EUROPEAN ECONOMIC HISTORY
H. Mikkeli, Europa. Storia di un’idea e di un’identità, Bologna, il Mulino, 2002. B. Olivi e R. Santaniello, Storia dell’integrazione europea, Bologna, il Mulino, 2010.
Mauro Campus, L’Italia, gli Stati Uniti e il piano Marshall, Roma-Bari, Laterza, 2008.
Due to the protracted conditions of uncertainty caused by the effects of Covid-19, the course will take place in e-learning mode using both synchronous and asynchronous teaching tools.
In the first part of the course (about 50% of the total hours), the activities will include: (i) live streaming lessons, created using the platforms licensed for use by the University (Teams and Zoom); (ii) prerecorded lessons, the link to which will be made available on the Elly website; (iii) any other materials and in-depth activities.

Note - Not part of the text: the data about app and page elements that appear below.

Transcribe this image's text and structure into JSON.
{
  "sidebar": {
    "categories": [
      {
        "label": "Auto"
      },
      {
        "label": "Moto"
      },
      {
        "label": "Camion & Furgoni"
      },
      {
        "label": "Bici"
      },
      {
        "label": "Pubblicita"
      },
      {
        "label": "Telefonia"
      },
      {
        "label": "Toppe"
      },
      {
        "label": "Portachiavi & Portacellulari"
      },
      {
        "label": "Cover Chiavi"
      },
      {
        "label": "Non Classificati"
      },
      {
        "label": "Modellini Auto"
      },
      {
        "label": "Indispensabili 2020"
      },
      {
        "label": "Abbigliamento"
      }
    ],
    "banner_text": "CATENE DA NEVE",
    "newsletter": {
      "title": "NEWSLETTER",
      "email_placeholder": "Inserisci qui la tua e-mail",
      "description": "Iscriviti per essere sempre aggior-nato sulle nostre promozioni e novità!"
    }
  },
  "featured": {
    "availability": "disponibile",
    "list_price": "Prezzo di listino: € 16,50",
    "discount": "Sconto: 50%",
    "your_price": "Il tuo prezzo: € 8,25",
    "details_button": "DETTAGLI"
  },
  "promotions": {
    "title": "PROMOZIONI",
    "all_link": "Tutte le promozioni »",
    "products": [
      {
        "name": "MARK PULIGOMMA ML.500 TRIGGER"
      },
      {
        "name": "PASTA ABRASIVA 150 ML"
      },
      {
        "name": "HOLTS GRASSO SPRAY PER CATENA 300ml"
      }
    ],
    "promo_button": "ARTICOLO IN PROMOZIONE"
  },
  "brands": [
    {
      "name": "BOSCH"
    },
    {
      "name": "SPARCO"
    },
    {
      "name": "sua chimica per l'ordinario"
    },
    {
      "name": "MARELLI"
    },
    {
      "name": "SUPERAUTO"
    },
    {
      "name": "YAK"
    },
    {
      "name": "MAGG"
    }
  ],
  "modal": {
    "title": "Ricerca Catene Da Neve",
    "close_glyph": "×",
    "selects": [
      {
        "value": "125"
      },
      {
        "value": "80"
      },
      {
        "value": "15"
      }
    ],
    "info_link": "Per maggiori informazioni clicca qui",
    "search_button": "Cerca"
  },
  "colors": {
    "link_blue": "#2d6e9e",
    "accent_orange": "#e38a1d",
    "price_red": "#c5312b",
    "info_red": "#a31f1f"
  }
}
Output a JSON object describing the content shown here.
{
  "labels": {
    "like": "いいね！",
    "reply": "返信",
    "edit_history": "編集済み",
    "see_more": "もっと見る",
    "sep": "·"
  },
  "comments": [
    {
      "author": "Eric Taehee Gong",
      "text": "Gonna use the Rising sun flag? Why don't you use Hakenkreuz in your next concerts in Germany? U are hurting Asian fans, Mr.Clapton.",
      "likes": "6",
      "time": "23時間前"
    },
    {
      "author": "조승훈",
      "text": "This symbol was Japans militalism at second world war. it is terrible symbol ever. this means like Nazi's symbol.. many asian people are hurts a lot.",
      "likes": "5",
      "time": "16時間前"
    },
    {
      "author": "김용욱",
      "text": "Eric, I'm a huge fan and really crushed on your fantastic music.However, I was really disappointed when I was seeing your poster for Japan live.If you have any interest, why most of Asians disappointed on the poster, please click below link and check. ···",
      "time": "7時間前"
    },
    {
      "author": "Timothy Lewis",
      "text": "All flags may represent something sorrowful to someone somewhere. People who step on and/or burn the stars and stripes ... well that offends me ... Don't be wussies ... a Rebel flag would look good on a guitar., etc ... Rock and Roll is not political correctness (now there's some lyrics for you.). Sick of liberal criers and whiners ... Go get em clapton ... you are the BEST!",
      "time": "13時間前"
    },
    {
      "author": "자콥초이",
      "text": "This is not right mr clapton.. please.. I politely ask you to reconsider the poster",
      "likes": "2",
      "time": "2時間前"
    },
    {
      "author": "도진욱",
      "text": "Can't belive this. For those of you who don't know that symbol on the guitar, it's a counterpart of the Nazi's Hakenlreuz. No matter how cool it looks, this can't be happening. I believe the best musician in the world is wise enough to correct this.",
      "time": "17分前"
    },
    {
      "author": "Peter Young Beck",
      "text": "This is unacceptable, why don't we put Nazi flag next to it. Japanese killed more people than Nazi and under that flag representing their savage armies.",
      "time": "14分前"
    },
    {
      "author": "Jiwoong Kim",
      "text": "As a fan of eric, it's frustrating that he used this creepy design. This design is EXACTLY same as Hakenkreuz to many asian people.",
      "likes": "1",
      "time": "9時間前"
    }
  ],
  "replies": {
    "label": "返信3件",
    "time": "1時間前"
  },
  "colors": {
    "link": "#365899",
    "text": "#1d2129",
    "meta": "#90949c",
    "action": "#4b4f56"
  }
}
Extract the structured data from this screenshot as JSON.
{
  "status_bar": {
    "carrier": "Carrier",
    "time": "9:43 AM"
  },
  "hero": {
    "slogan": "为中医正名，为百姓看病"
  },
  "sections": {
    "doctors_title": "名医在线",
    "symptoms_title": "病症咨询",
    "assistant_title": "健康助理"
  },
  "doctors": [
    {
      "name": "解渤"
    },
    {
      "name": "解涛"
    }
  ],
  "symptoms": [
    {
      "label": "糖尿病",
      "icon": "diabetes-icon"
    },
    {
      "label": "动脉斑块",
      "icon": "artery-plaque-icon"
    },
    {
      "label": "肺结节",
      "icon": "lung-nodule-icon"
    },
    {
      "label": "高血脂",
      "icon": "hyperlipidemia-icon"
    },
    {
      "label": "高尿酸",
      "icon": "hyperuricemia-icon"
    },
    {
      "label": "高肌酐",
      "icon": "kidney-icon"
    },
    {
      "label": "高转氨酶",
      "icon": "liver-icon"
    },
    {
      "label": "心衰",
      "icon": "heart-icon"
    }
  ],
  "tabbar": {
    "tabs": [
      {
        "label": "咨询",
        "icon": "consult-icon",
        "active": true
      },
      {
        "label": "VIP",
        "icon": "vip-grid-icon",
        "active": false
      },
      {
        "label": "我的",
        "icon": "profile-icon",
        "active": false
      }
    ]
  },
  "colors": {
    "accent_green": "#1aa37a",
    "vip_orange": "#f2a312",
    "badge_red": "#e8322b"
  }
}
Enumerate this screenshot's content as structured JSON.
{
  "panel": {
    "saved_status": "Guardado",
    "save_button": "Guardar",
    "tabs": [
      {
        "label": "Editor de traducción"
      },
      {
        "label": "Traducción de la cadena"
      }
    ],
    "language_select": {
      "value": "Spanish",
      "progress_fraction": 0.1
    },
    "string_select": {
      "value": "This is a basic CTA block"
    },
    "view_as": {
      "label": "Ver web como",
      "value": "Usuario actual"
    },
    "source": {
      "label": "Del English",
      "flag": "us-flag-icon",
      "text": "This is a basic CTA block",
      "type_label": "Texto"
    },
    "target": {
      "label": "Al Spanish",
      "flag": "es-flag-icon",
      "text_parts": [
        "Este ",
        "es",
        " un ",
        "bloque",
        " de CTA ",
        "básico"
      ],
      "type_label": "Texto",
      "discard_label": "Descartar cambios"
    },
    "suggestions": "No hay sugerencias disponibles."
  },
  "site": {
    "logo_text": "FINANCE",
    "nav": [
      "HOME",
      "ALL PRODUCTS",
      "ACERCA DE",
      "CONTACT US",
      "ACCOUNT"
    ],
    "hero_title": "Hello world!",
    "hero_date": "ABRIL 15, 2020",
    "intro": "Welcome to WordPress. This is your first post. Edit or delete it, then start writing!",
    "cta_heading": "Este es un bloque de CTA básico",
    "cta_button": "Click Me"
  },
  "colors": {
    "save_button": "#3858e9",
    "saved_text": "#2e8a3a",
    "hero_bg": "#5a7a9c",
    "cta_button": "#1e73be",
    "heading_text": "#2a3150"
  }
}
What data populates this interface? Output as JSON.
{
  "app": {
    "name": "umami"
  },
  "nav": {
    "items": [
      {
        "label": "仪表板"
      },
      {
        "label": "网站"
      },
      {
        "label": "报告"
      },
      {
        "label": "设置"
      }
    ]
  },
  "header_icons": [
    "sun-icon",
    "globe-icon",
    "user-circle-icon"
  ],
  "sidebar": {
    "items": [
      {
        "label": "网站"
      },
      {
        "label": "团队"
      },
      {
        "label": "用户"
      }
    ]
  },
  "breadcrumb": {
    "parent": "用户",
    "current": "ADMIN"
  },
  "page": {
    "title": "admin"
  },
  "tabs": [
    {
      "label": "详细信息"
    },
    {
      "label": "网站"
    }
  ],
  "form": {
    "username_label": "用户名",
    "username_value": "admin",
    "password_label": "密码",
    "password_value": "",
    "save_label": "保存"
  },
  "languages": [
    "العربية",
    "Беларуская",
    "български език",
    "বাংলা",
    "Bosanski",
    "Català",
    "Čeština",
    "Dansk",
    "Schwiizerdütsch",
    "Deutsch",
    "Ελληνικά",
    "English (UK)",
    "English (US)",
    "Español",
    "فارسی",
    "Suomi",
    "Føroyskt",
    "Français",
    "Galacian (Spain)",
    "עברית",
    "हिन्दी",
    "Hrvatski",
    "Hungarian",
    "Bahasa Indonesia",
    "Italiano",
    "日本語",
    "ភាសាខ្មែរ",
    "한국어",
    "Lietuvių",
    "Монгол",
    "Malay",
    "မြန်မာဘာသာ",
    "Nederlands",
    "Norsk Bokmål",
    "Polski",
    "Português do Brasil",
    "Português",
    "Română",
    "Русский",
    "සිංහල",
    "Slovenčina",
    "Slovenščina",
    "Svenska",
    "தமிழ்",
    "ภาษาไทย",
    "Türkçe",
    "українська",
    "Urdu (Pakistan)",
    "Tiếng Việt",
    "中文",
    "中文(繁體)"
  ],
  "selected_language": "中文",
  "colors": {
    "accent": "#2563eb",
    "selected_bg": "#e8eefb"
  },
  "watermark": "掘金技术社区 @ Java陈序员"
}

The second part (about 50% of the total hours) will instead be dedicated to the presentation of the students' works, organized in small groups, elaborated on the basis of bibliographic and documentary indications agreed with the teacher. Presentations will take place online, using the platforms licensed for use by the University (Teams and Zoom).
After the first part of the course there will be an intermediate test, which will take place online in oral form
The final grade, calculated in 30 points, will be the sum of the marks of the two parts of the exam which are worth 15 points each
All the didactic materials used will be available on the Elly portal.
Assessment methods and criteria
There are two ways to pass the exam:
(1) Intermediate verification test + Online presentation
Intermediate verification test:
Knowledge and understanding will be assessed through an interview.
This part of the exam will have a value of 50%.
Classroom presentations will be assessed on the quality of the following elements:
a) originality and innovativeness of the work (ability to develop the proposed theme in an original way with respect to the literature and documentation used).
b) clarity and communicative effectiveness of the slides (style, language).
c) quality and clarity of the abstract (in presenting the objectives, the sources used, the results obtained).
d) consistency between the sources used, the analysis and the proposed summary.
e) coherence between research questions and proposed analysis (example: if we intend to study the quality of the leather of the shoes worn, we cannot then analyze the cotton of the shirt). This part of the exam will have a value of 50%.
(2) Single oral exam
At the end of the course there will be an on-line oral exam
The answers will be evaluated in the light of the ability to express independent judgment, critical learning ability and to make transversal connections between different topics.
The ability to communicate will be assessed by verifying the adequacy and effectiveness of the language used; the willingness to clarify the meaning of the terms and concepts used will also be ascertained.
The above procedures for passing the exam are valid for all the appeals of the winter session of the academic year 2020-2021. If the health conditions make it possible, starting with the spring exams, we will return to the examination methods in presence, with operational procedures that will be promptly communicated to the students.